The world's literature is filled with gods and demons to which we ascribe great power; but students of history know that otherworldly interventions are not needed to explain human bellicosity.
Some Americans did not lay down their rhetorical swords as celebrations broke out following the news that Osama bin Laden was dead. On the far right, Glenn Beck called President Obama's memorial visit to Ground Zero "obscene," "grotesque" and "victory laps," though what actually took place was a solemn wreath-laying.
On the far left, Noam Chomsky denied the evidence that bin Laden was responsible for the 9/11 attacks, and wrote, "We might ask ourselves how we would be reacting if Iraqi commandos landed at George W. Bush's compound, assassinated him, and dumped his body in the Atlantic. Uncontroversially, his crimes vastly exceed bin Laden's…." In what alternate universe is such a claim uncontroversial?

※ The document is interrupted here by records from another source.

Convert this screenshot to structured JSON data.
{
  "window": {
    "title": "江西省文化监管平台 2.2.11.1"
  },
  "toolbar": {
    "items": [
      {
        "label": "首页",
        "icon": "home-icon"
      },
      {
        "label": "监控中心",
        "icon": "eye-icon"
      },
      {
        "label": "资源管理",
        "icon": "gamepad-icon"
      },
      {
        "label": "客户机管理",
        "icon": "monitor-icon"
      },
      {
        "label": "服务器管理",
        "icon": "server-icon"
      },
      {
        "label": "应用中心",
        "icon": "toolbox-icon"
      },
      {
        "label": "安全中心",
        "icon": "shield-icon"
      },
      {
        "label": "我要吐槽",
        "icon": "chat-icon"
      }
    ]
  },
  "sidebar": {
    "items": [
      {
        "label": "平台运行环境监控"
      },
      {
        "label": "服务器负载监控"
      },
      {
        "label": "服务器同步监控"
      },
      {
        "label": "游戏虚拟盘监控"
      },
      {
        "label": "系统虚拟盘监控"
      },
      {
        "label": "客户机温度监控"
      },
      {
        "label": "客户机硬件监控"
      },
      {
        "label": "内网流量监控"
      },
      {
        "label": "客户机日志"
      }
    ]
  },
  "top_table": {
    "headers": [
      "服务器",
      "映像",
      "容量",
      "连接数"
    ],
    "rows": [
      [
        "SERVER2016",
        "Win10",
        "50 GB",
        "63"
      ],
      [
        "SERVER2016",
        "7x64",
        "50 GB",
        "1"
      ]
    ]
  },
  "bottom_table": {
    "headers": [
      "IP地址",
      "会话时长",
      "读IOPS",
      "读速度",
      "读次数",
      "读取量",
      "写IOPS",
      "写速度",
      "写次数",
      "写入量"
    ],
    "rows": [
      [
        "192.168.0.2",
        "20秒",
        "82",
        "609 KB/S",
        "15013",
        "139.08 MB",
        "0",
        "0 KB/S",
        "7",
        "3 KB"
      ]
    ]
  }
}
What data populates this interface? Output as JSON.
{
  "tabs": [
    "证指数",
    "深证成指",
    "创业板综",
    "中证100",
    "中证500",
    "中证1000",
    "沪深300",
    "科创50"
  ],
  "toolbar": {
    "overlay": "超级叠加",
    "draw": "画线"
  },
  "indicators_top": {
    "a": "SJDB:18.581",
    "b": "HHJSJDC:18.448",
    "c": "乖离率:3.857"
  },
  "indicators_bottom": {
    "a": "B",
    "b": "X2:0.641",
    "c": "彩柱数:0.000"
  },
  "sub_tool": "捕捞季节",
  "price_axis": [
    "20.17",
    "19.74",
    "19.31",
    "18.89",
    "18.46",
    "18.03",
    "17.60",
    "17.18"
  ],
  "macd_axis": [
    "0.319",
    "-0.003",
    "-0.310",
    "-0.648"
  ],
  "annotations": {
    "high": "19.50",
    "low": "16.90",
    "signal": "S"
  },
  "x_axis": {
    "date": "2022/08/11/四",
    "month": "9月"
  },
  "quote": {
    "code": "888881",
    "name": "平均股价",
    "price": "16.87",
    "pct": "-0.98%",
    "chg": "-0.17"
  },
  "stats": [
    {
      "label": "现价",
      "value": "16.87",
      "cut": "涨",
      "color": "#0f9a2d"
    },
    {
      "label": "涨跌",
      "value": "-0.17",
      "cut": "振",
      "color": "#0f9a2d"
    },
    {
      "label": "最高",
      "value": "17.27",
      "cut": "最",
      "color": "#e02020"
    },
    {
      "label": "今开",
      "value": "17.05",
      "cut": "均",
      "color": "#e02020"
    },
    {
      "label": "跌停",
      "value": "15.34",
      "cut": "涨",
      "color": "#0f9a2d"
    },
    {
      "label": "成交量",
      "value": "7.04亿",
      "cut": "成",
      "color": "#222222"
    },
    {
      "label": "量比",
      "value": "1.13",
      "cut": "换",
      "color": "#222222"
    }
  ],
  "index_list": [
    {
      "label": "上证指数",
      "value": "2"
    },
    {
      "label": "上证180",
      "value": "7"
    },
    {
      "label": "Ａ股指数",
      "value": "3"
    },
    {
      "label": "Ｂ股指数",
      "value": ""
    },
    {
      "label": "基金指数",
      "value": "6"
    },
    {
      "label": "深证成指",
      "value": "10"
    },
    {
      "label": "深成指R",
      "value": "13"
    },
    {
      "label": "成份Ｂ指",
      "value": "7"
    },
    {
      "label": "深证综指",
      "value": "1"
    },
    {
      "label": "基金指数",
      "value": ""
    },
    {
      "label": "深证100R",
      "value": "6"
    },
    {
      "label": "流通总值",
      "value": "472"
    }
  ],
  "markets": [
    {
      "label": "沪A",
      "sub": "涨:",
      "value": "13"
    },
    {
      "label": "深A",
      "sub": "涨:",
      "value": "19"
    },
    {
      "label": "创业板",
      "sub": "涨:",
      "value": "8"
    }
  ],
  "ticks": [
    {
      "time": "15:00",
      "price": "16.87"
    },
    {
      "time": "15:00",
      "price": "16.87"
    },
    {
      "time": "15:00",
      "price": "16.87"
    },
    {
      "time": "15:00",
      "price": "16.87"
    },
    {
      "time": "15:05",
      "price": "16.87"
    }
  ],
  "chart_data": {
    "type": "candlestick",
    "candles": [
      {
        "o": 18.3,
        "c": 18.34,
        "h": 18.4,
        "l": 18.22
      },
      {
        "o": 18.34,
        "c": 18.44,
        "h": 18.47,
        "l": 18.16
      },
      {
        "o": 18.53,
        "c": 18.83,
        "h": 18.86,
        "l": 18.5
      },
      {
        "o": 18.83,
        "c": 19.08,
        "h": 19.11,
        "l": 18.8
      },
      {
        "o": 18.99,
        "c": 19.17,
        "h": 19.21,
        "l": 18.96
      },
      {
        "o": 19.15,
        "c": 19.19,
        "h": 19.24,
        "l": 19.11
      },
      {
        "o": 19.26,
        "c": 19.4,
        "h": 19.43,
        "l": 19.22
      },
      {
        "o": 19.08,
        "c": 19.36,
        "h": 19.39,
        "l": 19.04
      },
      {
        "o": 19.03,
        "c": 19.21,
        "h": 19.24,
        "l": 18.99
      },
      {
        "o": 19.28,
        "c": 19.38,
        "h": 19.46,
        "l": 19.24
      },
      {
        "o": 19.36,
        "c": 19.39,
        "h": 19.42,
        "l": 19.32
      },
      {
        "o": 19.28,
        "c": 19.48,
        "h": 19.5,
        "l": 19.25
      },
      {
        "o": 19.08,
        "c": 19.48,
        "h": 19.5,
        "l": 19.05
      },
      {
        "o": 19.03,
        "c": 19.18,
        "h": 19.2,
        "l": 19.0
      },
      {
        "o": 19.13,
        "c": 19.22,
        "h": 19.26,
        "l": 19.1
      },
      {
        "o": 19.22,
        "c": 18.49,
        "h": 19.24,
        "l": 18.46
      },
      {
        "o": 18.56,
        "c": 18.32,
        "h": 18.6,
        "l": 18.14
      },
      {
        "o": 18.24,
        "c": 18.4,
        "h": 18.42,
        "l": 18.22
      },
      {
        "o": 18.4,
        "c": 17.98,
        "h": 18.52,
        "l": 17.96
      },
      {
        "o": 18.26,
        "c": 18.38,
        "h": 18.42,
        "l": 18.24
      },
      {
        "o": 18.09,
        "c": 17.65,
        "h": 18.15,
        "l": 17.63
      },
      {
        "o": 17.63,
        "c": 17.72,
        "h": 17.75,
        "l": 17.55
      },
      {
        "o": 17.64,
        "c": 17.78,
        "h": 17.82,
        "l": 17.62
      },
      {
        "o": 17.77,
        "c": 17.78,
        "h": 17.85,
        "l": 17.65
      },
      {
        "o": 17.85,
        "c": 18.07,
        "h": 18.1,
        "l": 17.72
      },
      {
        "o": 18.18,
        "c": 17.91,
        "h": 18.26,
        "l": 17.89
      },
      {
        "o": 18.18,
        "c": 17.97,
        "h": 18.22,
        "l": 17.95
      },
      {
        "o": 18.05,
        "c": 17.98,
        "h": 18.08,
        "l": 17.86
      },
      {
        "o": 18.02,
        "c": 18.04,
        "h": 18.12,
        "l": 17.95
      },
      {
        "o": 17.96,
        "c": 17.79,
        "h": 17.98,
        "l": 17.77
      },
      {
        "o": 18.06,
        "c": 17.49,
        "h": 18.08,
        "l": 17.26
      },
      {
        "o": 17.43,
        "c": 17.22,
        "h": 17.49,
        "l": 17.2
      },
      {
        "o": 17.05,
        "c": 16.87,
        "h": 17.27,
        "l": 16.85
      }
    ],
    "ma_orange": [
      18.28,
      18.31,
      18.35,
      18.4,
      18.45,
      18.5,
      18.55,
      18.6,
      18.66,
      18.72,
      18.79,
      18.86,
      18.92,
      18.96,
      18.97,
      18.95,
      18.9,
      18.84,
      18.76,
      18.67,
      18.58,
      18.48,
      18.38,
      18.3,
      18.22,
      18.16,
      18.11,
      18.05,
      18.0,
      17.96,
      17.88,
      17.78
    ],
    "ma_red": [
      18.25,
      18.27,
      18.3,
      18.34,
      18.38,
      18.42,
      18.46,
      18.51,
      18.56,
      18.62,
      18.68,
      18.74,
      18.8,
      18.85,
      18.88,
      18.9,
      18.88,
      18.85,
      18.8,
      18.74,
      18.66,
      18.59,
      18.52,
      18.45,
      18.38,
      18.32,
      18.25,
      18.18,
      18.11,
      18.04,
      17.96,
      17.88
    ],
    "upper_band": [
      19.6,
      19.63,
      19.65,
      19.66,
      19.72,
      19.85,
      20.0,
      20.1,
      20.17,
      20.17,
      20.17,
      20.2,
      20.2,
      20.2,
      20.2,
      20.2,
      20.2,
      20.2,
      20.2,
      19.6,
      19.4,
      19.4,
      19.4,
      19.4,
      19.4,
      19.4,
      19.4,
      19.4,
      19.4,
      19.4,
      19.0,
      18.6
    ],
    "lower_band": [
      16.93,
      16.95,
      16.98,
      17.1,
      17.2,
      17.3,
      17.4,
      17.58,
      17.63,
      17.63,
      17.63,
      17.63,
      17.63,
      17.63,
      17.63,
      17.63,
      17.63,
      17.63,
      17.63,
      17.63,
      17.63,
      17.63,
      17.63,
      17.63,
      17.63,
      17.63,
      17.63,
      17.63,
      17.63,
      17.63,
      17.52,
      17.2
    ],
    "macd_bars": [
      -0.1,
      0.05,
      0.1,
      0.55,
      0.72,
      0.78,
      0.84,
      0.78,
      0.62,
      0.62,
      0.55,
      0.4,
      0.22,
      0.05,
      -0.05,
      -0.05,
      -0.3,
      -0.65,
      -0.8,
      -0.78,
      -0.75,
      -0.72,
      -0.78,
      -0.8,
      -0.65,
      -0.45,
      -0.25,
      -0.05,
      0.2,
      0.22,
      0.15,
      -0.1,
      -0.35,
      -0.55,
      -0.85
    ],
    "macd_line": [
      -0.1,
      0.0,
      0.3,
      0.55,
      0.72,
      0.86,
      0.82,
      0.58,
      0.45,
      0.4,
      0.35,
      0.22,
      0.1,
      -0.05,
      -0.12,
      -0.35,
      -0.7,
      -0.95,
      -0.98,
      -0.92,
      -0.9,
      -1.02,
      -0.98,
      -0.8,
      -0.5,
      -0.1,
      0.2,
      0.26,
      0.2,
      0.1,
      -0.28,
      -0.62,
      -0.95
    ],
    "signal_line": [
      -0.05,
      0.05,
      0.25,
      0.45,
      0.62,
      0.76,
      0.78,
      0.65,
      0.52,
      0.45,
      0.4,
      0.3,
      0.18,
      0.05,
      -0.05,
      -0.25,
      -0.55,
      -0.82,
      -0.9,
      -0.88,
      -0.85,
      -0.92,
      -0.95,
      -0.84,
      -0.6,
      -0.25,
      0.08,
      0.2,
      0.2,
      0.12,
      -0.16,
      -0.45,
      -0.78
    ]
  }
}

And did you hear about the flag flap? On May 5, Jake Tapper of ABC News tweeted from Ground Zero, "One minute to air and they decided to take the flag down from the live shot!" The right-wing blogosphere, incited by Michelle Malkin and Matt ''First & Worst'' Drudge, jumped to the conclusion that Obama had ordered the U.S. flag removed. This despite news photos that clearly showed the flag on display during the wreath-laying.
As Media Matters notes, "Tapper's tweet was posted at 6:30 pm – hours after the president had left." In fact, the flag is taken down every night; but the 'wingers were so hooked on their Obama-hates-America narrative that the story was too good to check.
Let's turn to another global hotspot, the City University of New York, where trustee Jeffrey S. Wiesenfeld persuaded his colleagues to block an honorary degree for playwright Tony Kushner, whom he accused of charging Israel with ethnic cleansing. Kushner expressed outrage, though he admitted making the remark.
Wiesenfeld, meanwhile, said to The New York Times about Palestinians, "People who worship death for their children are not human. … They have developed a culture which is unprecedented in human history." Blogger Andrew Sullivan slammed "not human" as meaning "less than human." He noted that the Palestinians and their allies do even more of this to the Jews; but like others he drew a false moral equivalence between the embattled Israel's excesses and its enemies' explicitly eliminationist policies.
[Update: The executive committee of CUNY's Board of Trustees voted on May 9 to give Kushner the honorary degree.]
Amid so much rancor, a fleeting moment of unity, or at least levity, came to America's sparring elites on May 6 in the strange guise of a lawsuit. Scott Bloch, the anti-gay former head of the U.S. Office of Special Counsel who was brought down after hiring Geeks On Call to wipe his government computer of incriminating evidence, sued a bipartisan honor roll from Karl Rove to Elaine Kaplan to the Human Rights Campaign on a bewildering array of racketeering and other charges. Everyone, it seems, was out to get him.
Some conspiracies are real, of course, but the voices in our heads are usually from gods and dogmas of our own making. Leaders who replace ideology with thoughtfulness and pragmatism can chart a wiser course, as Obama did in Cairo two years ago when he addressed the world's Muslims. Proceeding now from strength, and lifted by the Arab Spring of young Muslims risking their lives for freedom, the president has an opening to outflank the fanatics here and abroad who fight in a burning house.
Richard J. Rosendall is a writer and activist. He can be reached at firstname.lastname@example.org.